## Exercise prompt
Restate all the data word for word, leaving nothing out.

=== Data excerpts ===

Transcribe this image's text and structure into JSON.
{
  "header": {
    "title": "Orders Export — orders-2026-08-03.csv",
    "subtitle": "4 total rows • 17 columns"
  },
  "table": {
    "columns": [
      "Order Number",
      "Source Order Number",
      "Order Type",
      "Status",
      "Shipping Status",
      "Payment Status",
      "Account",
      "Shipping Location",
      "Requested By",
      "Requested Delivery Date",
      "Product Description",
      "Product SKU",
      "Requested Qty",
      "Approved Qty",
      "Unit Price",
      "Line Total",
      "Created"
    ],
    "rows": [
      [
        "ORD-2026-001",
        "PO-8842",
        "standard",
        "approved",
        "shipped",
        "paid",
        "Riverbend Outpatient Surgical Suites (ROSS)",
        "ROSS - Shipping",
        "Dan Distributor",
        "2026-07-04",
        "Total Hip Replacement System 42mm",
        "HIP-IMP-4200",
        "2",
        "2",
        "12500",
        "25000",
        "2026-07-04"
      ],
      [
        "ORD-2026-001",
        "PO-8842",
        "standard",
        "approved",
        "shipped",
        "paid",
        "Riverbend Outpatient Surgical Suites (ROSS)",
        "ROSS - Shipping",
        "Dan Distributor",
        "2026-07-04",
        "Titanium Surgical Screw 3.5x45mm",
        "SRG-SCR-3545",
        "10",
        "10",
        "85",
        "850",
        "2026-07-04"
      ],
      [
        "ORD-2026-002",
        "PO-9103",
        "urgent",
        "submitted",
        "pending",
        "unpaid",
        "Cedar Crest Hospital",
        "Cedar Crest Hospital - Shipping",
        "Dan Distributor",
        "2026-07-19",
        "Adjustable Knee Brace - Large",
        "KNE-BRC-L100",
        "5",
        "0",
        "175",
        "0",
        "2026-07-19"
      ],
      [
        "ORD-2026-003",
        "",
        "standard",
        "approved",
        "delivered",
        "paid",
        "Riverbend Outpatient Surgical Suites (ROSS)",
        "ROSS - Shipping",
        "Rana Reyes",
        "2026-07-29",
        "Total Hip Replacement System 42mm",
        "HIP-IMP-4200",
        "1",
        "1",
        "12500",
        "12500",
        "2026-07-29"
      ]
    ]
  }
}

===

## Answer below
Transcribe this image's text and structure into JSON.
{
  "header": {
    "title": "Orders Export — orders-2026-08-03.csv",
    "subtitle": "4 total rows • 17 columns"
  },
  "table": {
    "columns": [
      "Order Number",
      "Source Order Number",
      "Order Type",
      "Status",
      "Shipping Status",
      "Payment Status",
      "Account",
      "Shipping Location",
      "Requested By",
      "Requested Delivery Date",
      "Product Description",
      "Product SKU",
      "Requested Qty",
      "Approved Qty",
      "Unit Price",
      "Line Total",
      "Created"
    ],
    "rows": [
      [
        "ORD-2026-001",
        "PO-8842",
        "standard",
        "approved",
        "shipped",
        "paid",
        "Riverbend Outpatient Surgical Suites (ROSS)",
        "ROSS - Shipping",
        "Dan Distributor",
        "2026-07-04",
        "Total Hip Replacement System 42mm",
        "HIP-IMP-4200",
        "2",
        "2",
        "12500",
        "25000",
        "2026-07-04"
      ],
      [
        "ORD-2026-001",
        "PO-8842",
        "standard",
        "approved",
        "shipped",
        "paid",
        "Riverbend Outpatient Surgical Suites (ROSS)",
        "ROSS - Shipping",
        "Dan Distributor",
        "2026-07-04",
        "Titanium Surgical Screw 3.5x45mm",
        "SRG-SCR-3545",
        "10",
        "10",
        "85",
        "850",
        "2026-07-04"
      ],
      [
        "ORD-2026-002",
        "PO-9103",
        "urgent",
        "submitted",
        "pending",
        "unpaid",
        "Cedar Crest Hospital",
        "Cedar Crest Hospital - Shipping",
        "Dan Distributor",
        "2026-07-19",
        "Adjustable Knee Brace - Large",
        "KNE-BRC-L100",
        "5",
        "0",
        "175",
        "0",
        "2026-07-19"
      ],
      [
        "ORD-2026-003",
        "",
        "standard",
        "approved",
        "delivered",
        "paid",
        "Riverbend Outpatient Surgical Suites (ROSS)",
        "ROSS - Shipping",
        "Rana Reyes",
        "2026-07-29",
        "Total Hip Replacement System 42mm",
        "HIP-IMP-4200",
        "1",
        "1",
        "12500",
        "12500",
        "2026-07-29"
      ]
    ]
  }
}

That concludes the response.